* **Exercise brief**
Would you please restate every record exactly as written?

* **Records for processing**
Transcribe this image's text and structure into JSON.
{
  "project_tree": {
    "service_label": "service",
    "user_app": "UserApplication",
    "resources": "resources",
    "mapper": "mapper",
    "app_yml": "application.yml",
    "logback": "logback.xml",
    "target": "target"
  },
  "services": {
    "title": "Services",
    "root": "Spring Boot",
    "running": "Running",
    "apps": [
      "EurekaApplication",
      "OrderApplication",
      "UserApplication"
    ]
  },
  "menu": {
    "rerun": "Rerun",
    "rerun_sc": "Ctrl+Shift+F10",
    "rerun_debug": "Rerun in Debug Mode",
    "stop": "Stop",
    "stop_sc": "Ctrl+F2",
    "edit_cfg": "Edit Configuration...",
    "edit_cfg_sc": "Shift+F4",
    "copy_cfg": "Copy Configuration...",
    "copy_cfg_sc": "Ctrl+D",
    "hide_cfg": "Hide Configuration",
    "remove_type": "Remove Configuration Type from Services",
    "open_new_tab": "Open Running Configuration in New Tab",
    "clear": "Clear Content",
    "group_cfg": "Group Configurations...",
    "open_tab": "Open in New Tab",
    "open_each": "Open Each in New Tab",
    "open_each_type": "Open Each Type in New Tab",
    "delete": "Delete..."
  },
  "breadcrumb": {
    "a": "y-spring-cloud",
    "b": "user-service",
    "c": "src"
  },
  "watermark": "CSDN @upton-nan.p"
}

* **Problem solution**
Transcribe this image's text and structure into JSON.
{
  "project_tree": {
    "service_label": "service",
    "user_app": "UserApplication",
    "resources": "resources",
    "mapper": "mapper",
    "app_yml": "application.yml",
    "logback": "logback.xml",
    "target": "target"
  },
  "services": {
    "title": "Services",
    "root": "Spring Boot",
    "running": "Running",
    "apps": [
      "EurekaApplication",
      "OrderApplication",
      "UserApplication"
    ]
  },
  "menu": {
    "rerun": "Rerun",
    "rerun_sc": "Ctrl+Shift+F10",
    "rerun_debug": "Rerun in Debug Mode",
    "stop": "Stop",
    "stop_sc": "Ctrl+F2",
    "edit_cfg": "Edit Configuration...",
    "edit_cfg_sc": "Shift+F4",
    "copy_cfg": "Copy Configuration...",
    "copy_cfg_sc": "Ctrl+D",
    "hide_cfg": "Hide Configuration",
    "remove_type": "Remove Configuration Type from Services",
    "open_new_tab": "Open Running Configuration in New Tab",
    "clear": "Clear Content",
    "group_cfg": "Group Configurations...",
    "open_tab": "Open in New Tab",
    "open_each": "Open Each in New Tab",
    "open_each_type": "Open Each Type in New Tab",
    "delete": "Delete..."
  },
  "breadcrumb": {
    "a": "y-spring-cloud",
    "b": "user-service",
    "c": "src"
  },
  "watermark": "CSDN @upton-nan.p"
}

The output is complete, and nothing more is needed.